This book is a reprint of the original 1999 book of the same name written by the author, who had an emotional tie to H.M.S. Gloucester, as his father served aboard her and died when he was sunk in 1941. The book contains twenty-four chapters, telling the story chronologically of the life and death of this British cruiser. Built in Devonport Dockyard just before the Second World War, H.M.S. Gloucester sailed for the Indian Ocean, and then early in the war, was directed to the Mediterranean.
The entry of Italy into the war in June 1940, following the fall of France, changed the narrative of the war significantly. With Western Europe conquered, and an invasion of the U.K. out to one side, the Mediterranean and surrounding countries became the principal battleground between Italy and Germany, against the U.K. and its Dominions. H.M.S. Gloucester was in the forefront of this action, being kept very busy, as naval tasking required at this early period of the war.
H.M.S. Gloucester fell victim to aerial attack, the reality of which is graphically captured by the author. The sinking of H.M.S. Southampton and H.M.S. Gloucester is told in a manner that left me, as the reader, cold and horrified at the reality of the circumstances.

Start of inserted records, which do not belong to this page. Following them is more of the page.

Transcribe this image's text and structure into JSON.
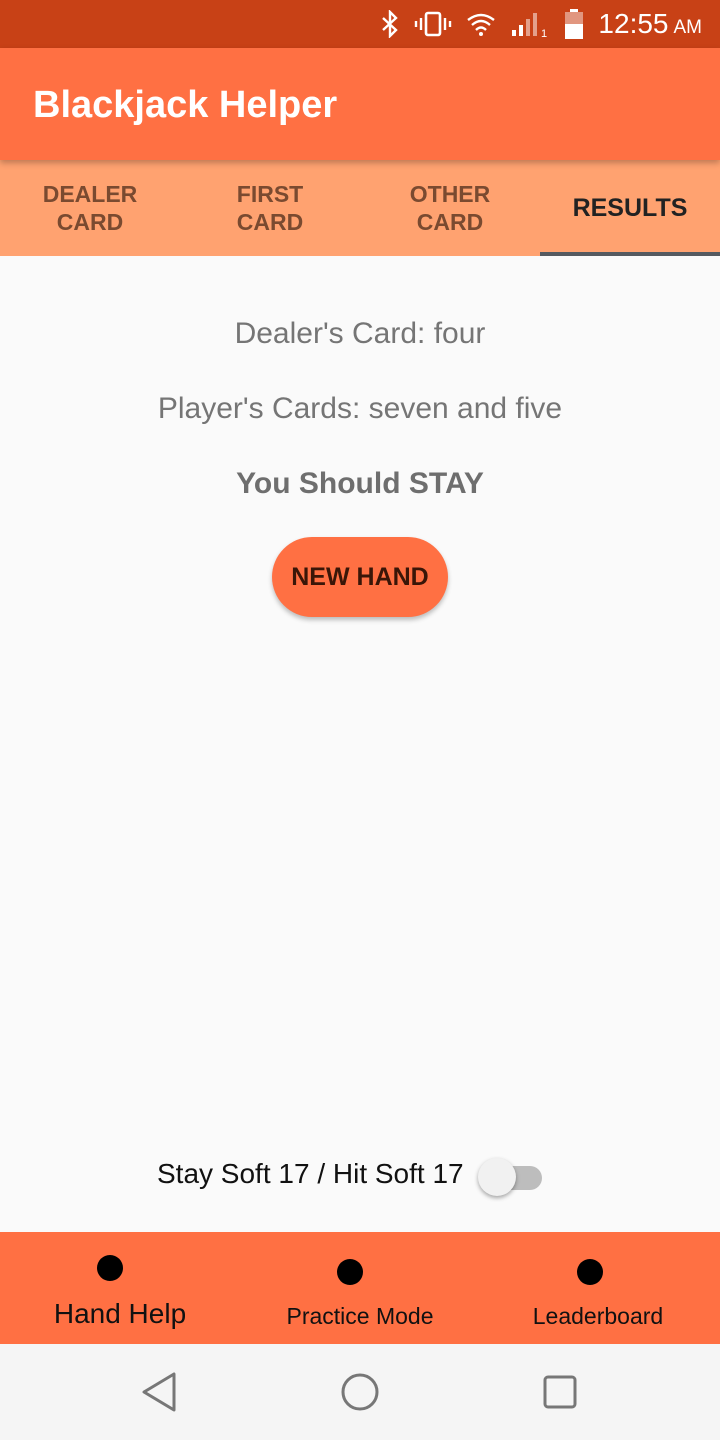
{
  "status_bar": {
    "time": "12:55",
    "ampm": "AM",
    "icons": [
      "bluetooth-icon",
      "vibrate-icon",
      "wifi-icon",
      "signal-icon",
      "battery-icon"
    ],
    "sim_slot": "1",
    "color": "#c84116"
  },
  "app_bar": {
    "title": "Blackjack Helper",
    "color": "#ff7043"
  },
  "tabs": [
    {
      "label": "DEALER\nCARD",
      "active": false
    },
    {
      "label": "FIRST\nCARD",
      "active": false
    },
    {
      "label": "OTHER\nCARD",
      "active": false
    },
    {
      "label": "RESULTS",
      "active": true
    }
  ],
  "results": {
    "dealer_card": "Dealer's Card: four",
    "player_cards": "Player's Cards: seven and five",
    "advice": "You Should STAY",
    "new_hand_label": "NEW HAND"
  },
  "toggle": {
    "label": "Stay Soft 17 / Hit Soft 17",
    "checked": false
  },
  "bottom_nav": [
    {
      "label": "Hand Help"
    },
    {
      "label": "Practice Mode"
    },
    {
      "label": "Leaderboard"
    }
  ],
  "system_nav": {
    "icons": [
      "back-icon",
      "home-icon",
      "recents-icon"
    ]
  },
  "colors": {
    "accent": "#ff7043",
    "tab_bar": "#ffa270",
    "indicator": "#555a60"
  }
}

The author uses both official accounts, and the accounts of several men who served on board the warship, to provide a complete account of the sinking, and subsequent survival of the few men who were picked up by the Germans. The role of the Greeks is interesting, as they attempted to assist the British sailors, and the behaviour of the Germans who nearly shot several survivors, because of what they saw as the massacre of their men in the water following the action of the Royal Navy against an invasion convoy.
In conclusion, to me this is a powerful book. I learnt a lot from reading it, and it made me consider several aspects of naval warfare, and the moral dilemmas that exist in war. It also made me realise that the dividing line between life and death is very fine. Overall, I am pleased it has been reprinted, it certainly deserves to be. I recommend it highly to anyone interested in naval warfare, and the Mediterranean in particular.